Fuselier’s realization that he is dealing with a psychopath changes the nature of the case.

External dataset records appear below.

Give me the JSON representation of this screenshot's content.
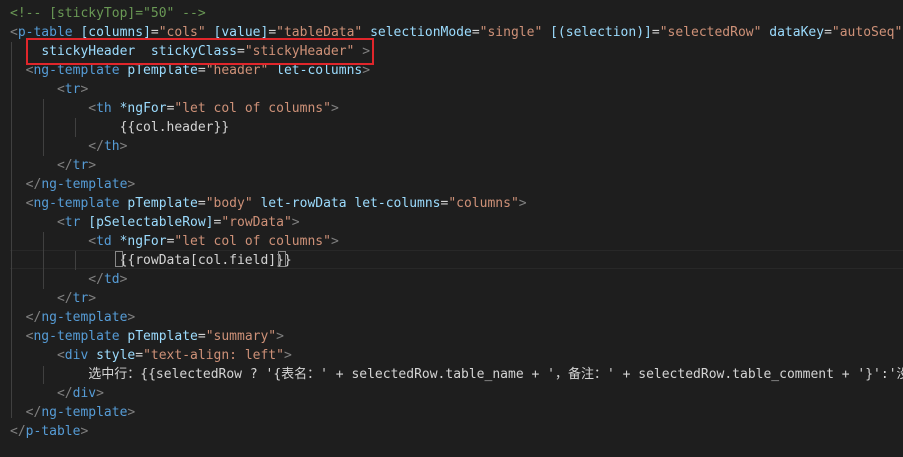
{
  "colors": {
    "background": "#1e1e1e",
    "tag_punctuation": "#808080",
    "tag_name": "#569cd6",
    "attribute": "#9cdcfe",
    "string": "#ce9178",
    "comment": "#6a9955",
    "highlight_border": "#e0262b"
  },
  "code": {
    "lines": [
      {
        "tokens": [
          {
            "c": "c",
            "v": "<!-- [stickyTop]=\"50\" -->"
          }
        ]
      },
      {
        "tokens": [
          {
            "c": "t",
            "v": "<"
          },
          {
            "c": "n",
            "v": "p-table"
          },
          {
            "c": "p",
            "v": " "
          },
          {
            "c": "a",
            "v": "[columns]"
          },
          {
            "c": "p",
            "v": "="
          },
          {
            "c": "s",
            "v": "\"cols\""
          },
          {
            "c": "p",
            "v": " "
          },
          {
            "c": "a",
            "v": "[value]"
          },
          {
            "c": "p",
            "v": "="
          },
          {
            "c": "s",
            "v": "\"tableData\""
          },
          {
            "c": "p",
            "v": " "
          },
          {
            "c": "a",
            "v": "selectionMode"
          },
          {
            "c": "p",
            "v": "="
          },
          {
            "c": "s",
            "v": "\"single\""
          },
          {
            "c": "p",
            "v": " "
          },
          {
            "c": "a",
            "v": "[(selection)]"
          },
          {
            "c": "p",
            "v": "="
          },
          {
            "c": "s",
            "v": "\"selectedRow\""
          },
          {
            "c": "p",
            "v": " "
          },
          {
            "c": "a",
            "v": "dataKey"
          },
          {
            "c": "p",
            "v": "="
          },
          {
            "c": "s",
            "v": "\"autoSeq\""
          }
        ]
      },
      {
        "tokens": [
          {
            "c": "p",
            "v": "    "
          },
          {
            "c": "a",
            "v": "stickyHeader"
          },
          {
            "c": "p",
            "v": "  "
          },
          {
            "c": "a",
            "v": "stickyClass"
          },
          {
            "c": "p",
            "v": "="
          },
          {
            "c": "s",
            "v": "\"stickyHeader\""
          },
          {
            "c": "p",
            "v": " "
          },
          {
            "c": "t",
            "v": ">"
          }
        ]
      },
      {
        "tokens": [
          {
            "c": "p",
            "v": "  "
          },
          {
            "c": "t",
            "v": "<"
          },
          {
            "c": "n",
            "v": "ng-template"
          },
          {
            "c": "p",
            "v": " "
          },
          {
            "c": "a",
            "v": "pTemplate"
          },
          {
            "c": "p",
            "v": "="
          },
          {
            "c": "s",
            "v": "\"header\""
          },
          {
            "c": "p",
            "v": " "
          },
          {
            "c": "a",
            "v": "let-columns"
          },
          {
            "c": "t",
            "v": ">"
          }
        ]
      },
      {
        "tokens": [
          {
            "c": "p",
            "v": "      "
          },
          {
            "c": "t",
            "v": "<"
          },
          {
            "c": "n",
            "v": "tr"
          },
          {
            "c": "t",
            "v": ">"
          }
        ]
      },
      {
        "tokens": [
          {
            "c": "p",
            "v": "          "
          },
          {
            "c": "t",
            "v": "<"
          },
          {
            "c": "n",
            "v": "th"
          },
          {
            "c": "p",
            "v": " "
          },
          {
            "c": "a",
            "v": "*ngFor"
          },
          {
            "c": "p",
            "v": "="
          },
          {
            "c": "s",
            "v": "\"let col of columns\""
          },
          {
            "c": "t",
            "v": ">"
          }
        ]
      },
      {
        "tokens": [
          {
            "c": "p",
            "v": "              {{col.header}}"
          }
        ]
      },
      {
        "tokens": [
          {
            "c": "p",
            "v": "          "
          },
          {
            "c": "t",
            "v": "</"
          },
          {
            "c": "n",
            "v": "th"
          },
          {
            "c": "t",
            "v": ">"
          }
        ]
      },
      {
        "tokens": [
          {
            "c": "p",
            "v": "      "
          },
          {
            "c": "t",
            "v": "</"
          },
          {
            "c": "n",
            "v": "tr"
          },
          {
            "c": "t",
            "v": ">"
          }
        ]
      },
      {
        "tokens": [
          {
            "c": "p",
            "v": "  "
          },
          {
            "c": "t",
            "v": "</"
          },
          {
            "c": "n",
            "v": "ng-template"
          },
          {
            "c": "t",
            "v": ">"
          }
        ]
      },
      {
        "tokens": [
          {
            "c": "p",
            "v": "  "
          },
          {
            "c": "t",
            "v": "<"
          },
          {
            "c": "n",
            "v": "ng-template"
          },
          {
            "c": "p",
            "v": " "
          },
          {
            "c": "a",
            "v": "pTemplate"
          },
          {
            "c": "p",
            "v": "="
          },
          {
            "c": "s",
            "v": "\"body\""
          },
          {
            "c": "p",
            "v": " "
          },
          {
            "c": "a",
            "v": "let-rowData"
          },
          {
            "c": "p",
            "v": " "
          },
          {
            "c": "a",
            "v": "let-columns"
          },
          {
            "c": "p",
            "v": "="
          },
          {
            "c": "s",
            "v": "\"columns\""
          },
          {
            "c": "t",
            "v": ">"
          }
        ]
      },
      {
        "tokens": [
          {
            "c": "p",
            "v": "      "
          },
          {
            "c": "t",
            "v": "<"
          },
          {
            "c": "n",
            "v": "tr"
          },
          {
            "c": "p",
            "v": " "
          },
          {
            "c": "a",
            "v": "[pSelectableRow]"
          },
          {
            "c": "p",
            "v": "="
          },
          {
            "c": "s",
            "v": "\"rowData\""
          },
          {
            "c": "t",
            "v": ">"
          }
        ]
      },
      {
        "tokens": [
          {
            "c": "p",
            "v": "          "
          },
          {
            "c": "t",
            "v": "<"
          },
          {
            "c": "n",
            "v": "td"
          },
          {
            "c": "p",
            "v": " "
          },
          {
            "c": "a",
            "v": "*ngFor"
          },
          {
            "c": "p",
            "v": "="
          },
          {
            "c": "s",
            "v": "\"let col of columns\""
          },
          {
            "c": "t",
            "v": ">"
          }
        ]
      },
      {
        "tokens": [
          {
            "c": "p",
            "v": "              {{rowData[col.field]}}"
          }
        ]
      },
      {
        "tokens": [
          {
            "c": "p",
            "v": "          "
          },
          {
            "c": "t",
            "v": "</"
          },
          {
            "c": "n",
            "v": "td"
          },
          {
            "c": "t",
            "v": ">"
          }
        ]
      },
      {
        "tokens": [
          {
            "c": "p",
            "v": "      "
          },
          {
            "c": "t",
            "v": "</"
          },
          {
            "c": "n",
            "v": "tr"
          },
          {
            "c": "t",
            "v": ">"
          }
        ]
      },
      {
        "tokens": [
          {
            "c": "p",
            "v": "  "
          },
          {
            "c": "t",
            "v": "</"
          },
          {
            "c": "n",
            "v": "ng-template"
          },
          {
            "c": "t",
            "v": ">"
          }
        ]
      },
      {
        "tokens": [
          {
            "c": "p",
            "v": "  "
          },
          {
            "c": "t",
            "v": "<"
          },
          {
            "c": "n",
            "v": "ng-template"
          },
          {
            "c": "p",
            "v": " "
          },
          {
            "c": "a",
            "v": "pTemplate"
          },
          {
            "c": "p",
            "v": "="
          },
          {
            "c": "s",
            "v": "\"summary\""
          },
          {
            "c": "t",
            "v": ">"
          }
        ]
      },
      {
        "tokens": [
          {
            "c": "p",
            "v": "      "
          },
          {
            "c": "t",
            "v": "<"
          },
          {
            "c": "n",
            "v": "div"
          },
          {
            "c": "p",
            "v": " "
          },
          {
            "c": "a",
            "v": "style"
          },
          {
            "c": "p",
            "v": "="
          },
          {
            "c": "s",
            "v": "\"text-align: left\""
          },
          {
            "c": "t",
            "v": ">"
          }
        ]
      },
      {
        "tokens": [
          {
            "c": "p",
            "v": "          选中行：{{selectedRow ? '{表名：' + selectedRow.table_name + '，备注：' + selectedRow.table_comment + '}':'没"
          }
        ]
      },
      {
        "tokens": [
          {
            "c": "p",
            "v": "      "
          },
          {
            "c": "t",
            "v": "</"
          },
          {
            "c": "n",
            "v": "div"
          },
          {
            "c": "t",
            "v": ">"
          }
        ]
      },
      {
        "tokens": [
          {
            "c": "p",
            "v": "  "
          },
          {
            "c": "t",
            "v": "</"
          },
          {
            "c": "n",
            "v": "ng-template"
          },
          {
            "c": "t",
            "v": ">"
          }
        ]
      },
      {
        "tokens": [
          {
            "c": "t",
            "v": "</"
          },
          {
            "c": "n",
            "v": "p-table"
          },
          {
            "c": "t",
            "v": ">"
          }
        ]
      }
    ]
  }
}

Eric’s motive was pure and detached hatred—and he used his manipulative charm in order to get the tortured, angst-ridden Dylan on board with his dreams of fame and annihilation.
Themes
Violence and Spectacle Theme Icon